A year or so back, while I was buying some tobacco in a shop somewhere, I remarked to the shop assistant that all the warnings on cigarette packs were a bit over the top. And she replied saying that the warnings were perfectly right, and smoking did kill. And as she said it she gazed at me with steady, big, blue, perfectly certain eyes. She had no doubt about it whatsoever. None. And I wondered how she could be so perfectly certain. Had she been initiated into some secret knowledge that had been kept from poor, sad, sorry, uncertain people like me? Is certainty communicated with an assured level gaze? When people are unsure, their eyes shift around. When they’re sure, their eyes remain fixed. For certainty is fixity. Perhaps this is how fixed certainty is transmitted from one person to another: what is being said to them is said with such certainty and conviction that the certainty and conviction is transmitted from the speaker to the listener, and the listener becomes convinced as well. The listener becomes spellbound. And somebody had told that shop assistant one day that smoking killed, and had said it with such complete conviction that she had believed them, and had believed it ever since.

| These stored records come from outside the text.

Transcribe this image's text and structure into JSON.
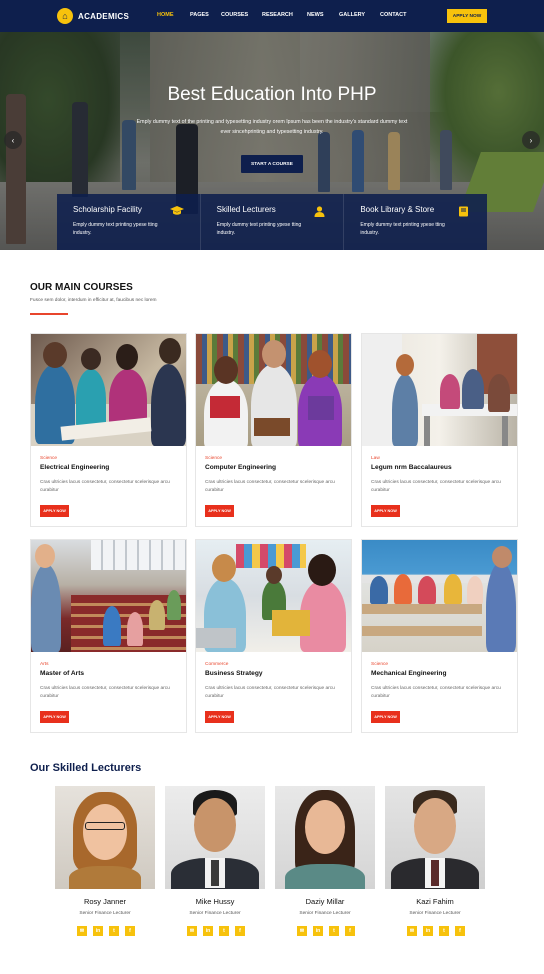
{
  "nav": {
    "logo": "ACADEMICS",
    "menu": [
      "HOME",
      "PAGES",
      "COURSES",
      "RESEARCH",
      "NEWS",
      "GALLERY",
      "CONTACT"
    ],
    "active": "HOME",
    "apply": "APPLY NOW"
  },
  "hero": {
    "title": "Best Education Into PHP",
    "subtitle": "Emply dummy text of the printing and typesetting industry orem Ipsum has been the industry's standard dummy text ever sincehprinting and typesetting industry.",
    "button": "START A COURSE",
    "features": [
      {
        "title": "Scholarship Facility",
        "text": "Emply dummy text printing ypese tting industry.",
        "icon": "graduation-cap-icon"
      },
      {
        "title": "Skilled Lecturers",
        "text": "Emply dummy text printing ypese tting industry.",
        "icon": "user-icon"
      },
      {
        "title": "Book Library & Store",
        "text": "Emply dummy text printing ypese tting industry.",
        "icon": "book-icon"
      }
    ]
  },
  "courses": {
    "title": "OUR MAIN COURSES",
    "subtitle": "Fusce sem dolor, interdum in efficitur at, faucibus nec lorem",
    "items": [
      {
        "category": "Science",
        "title": "Electrical Engineering",
        "desc": "Cras ultricies lacus consectetur, consectetur scelerisque arcu curabitur",
        "button": "APPLY NOW"
      },
      {
        "category": "Science",
        "title": "Computer Engineering",
        "desc": "Cras ultricies lacus consectetur, consectetur scelerisque arcu curabitur",
        "button": "APPLY NOW"
      },
      {
        "category": "Law",
        "title": "Legum nrm Baccalaureus",
        "desc": "Cras ultricies lacus consectetur, consectetur scelerisque arcu curabitur",
        "button": "APPLY NOW"
      },
      {
        "category": "Arts",
        "title": "Master of Arts",
        "desc": "Cras ultricies lacus consectetur, consectetur scelerisque arcu curabitur",
        "button": "APPLY NOW"
      },
      {
        "category": "Commerce",
        "title": "Business Strategy",
        "desc": "Cras ultricies lacus consectetur, consectetur scelerisque arcu curabitur",
        "button": "APPLY NOW"
      },
      {
        "category": "Science",
        "title": "Mechanical Engineering",
        "desc": "Cras ultricies lacus consectetur, consectetur scelerisque arcu curabitur",
        "button": "APPLY NOW"
      }
    ]
  },
  "lecturers": {
    "title": "Our Skilled Lecturers",
    "items": [
      {
        "name": "Rosy Janner",
        "role": "Senior Finance Lecturer"
      },
      {
        "name": "Mike Hussy",
        "role": "Senior Finance Lecturer"
      },
      {
        "name": "Daziy Millar",
        "role": "Senior Finance Lecturer"
      },
      {
        "name": "Kazi Fahim",
        "role": "Senior Finance Lecturer"
      }
    ],
    "social_icons": [
      "email-icon",
      "linkedin-icon",
      "twitter-icon",
      "facebook-icon"
    ]
  },
  "colors": {
    "navy": "#0e1f4d",
    "yellow": "#f7c20c",
    "red": "#e8301c"
  }
}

The odd thing about these antismokers with their perfect certainties is that the reasoning on which their beliefs have been erected is of a probabilistic, statistical character. And in probability theory there is no such thing as perfect certainty. There is only extreme improbability. Or, as one famous scientist once said, it’s possible that a kettle could boil of its own accord, without a gas flame being lit under it, but it’s very highly improbable. But perhaps some of these statistical thinkers start to think that, when something becomes very likely, it becomes absolutely certain. On one of my growing collection of tobacco health warnings, it’s written: Smoking causes 9 out of 10 lung cancers. And I suspect that whoever put that on the packet thought that it was as good as saying that smoking causes all lung cancers. And that’s where they get their certainty from: rounding up 9 to 10.
But once they’ve achieved perfect certainty, they can then be as nasty as they like. They know they’re right. They know that “the debate is over” (another expression of certitude). And that’s why they see their job as one of communicating their certainty to poor, dumb smokers. And that’s why they have such boundless contempt for them. As they see it, smokers need to be told, and told over and over again, until they finally get the message. And if it’s necessary to drive them outdoors to help ram home the message, then that’s just what needs to be done. The last thing they’ll ever do is listen to any smoker, because listening supposes that someone may have something to say that is worth hearing, and the convinced antismoker already knows everything he needs to know.
Perhaps this seeming strength of antismokers – their certainty – is their greatest weakness. Perhaps their perfect certainty is eggshell thin.